around 320 but it will have a massive range of 15,740 km, making
it the longest ranging airliner in the world, capable of flying
from Los Angeles to Singapore non-stop.
||Show closes on
a high note
The Paris Air Show, organised by French aerospace
industries association Gifas,
is held every second year. A meeting place, a venue for promoting
products and services and for doing business, it is the highlight
on the aerospace calendar, giving a wide variety of aeronautics
companies a unique opportunity to showcase their products and skills
to the world and to further enhance their international reputations.
Shortly before the closing of this year's show,
organisers revealed that the event had brought in 64 billion euros
worth of business from contracts signed and announced.

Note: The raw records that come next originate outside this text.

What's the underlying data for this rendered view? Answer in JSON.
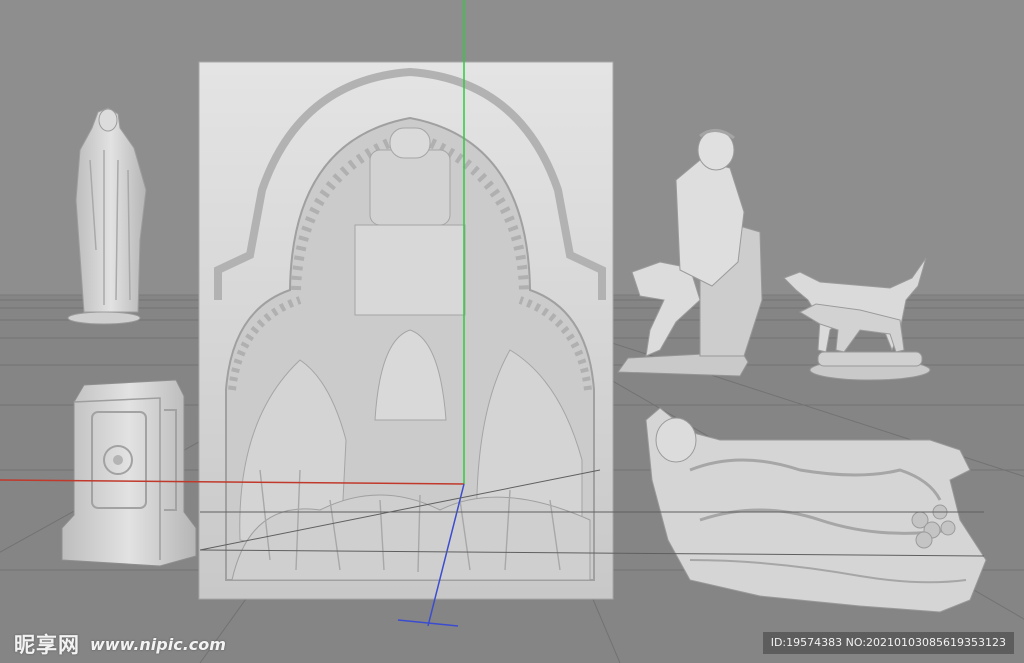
{
  "scene": {
    "description_visible": false,
    "background_color": "#8e8e8e",
    "floor_color": "#838383",
    "grid_color": "#6e6e6e",
    "axis_colors": {
      "x": "#c0392b",
      "y": "#2ecc40",
      "z": "#3b4ccf"
    },
    "sculpture_color": "#d6d6d6"
  },
  "watermark": {
    "logo_text": "昵享网",
    "url_text": "www.nipic.com",
    "id_text": "ID:19574383 NO:20210103085619353123"
  }
}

The total
number of visitors was an all-time record at 330,000 - 10% higher
than in 1999, when it was last held.
Given the unrelenting growth predicted
in the air transport sector, the Paris Air Show looks set to go
on riding high as a premier event for many years to come. Just where
Europe will figure in the massive market it represents will no doubt
depend on how successful initiatives like the new ACARE can be in
setting the right tone and direction for co-operative research in
the coming years.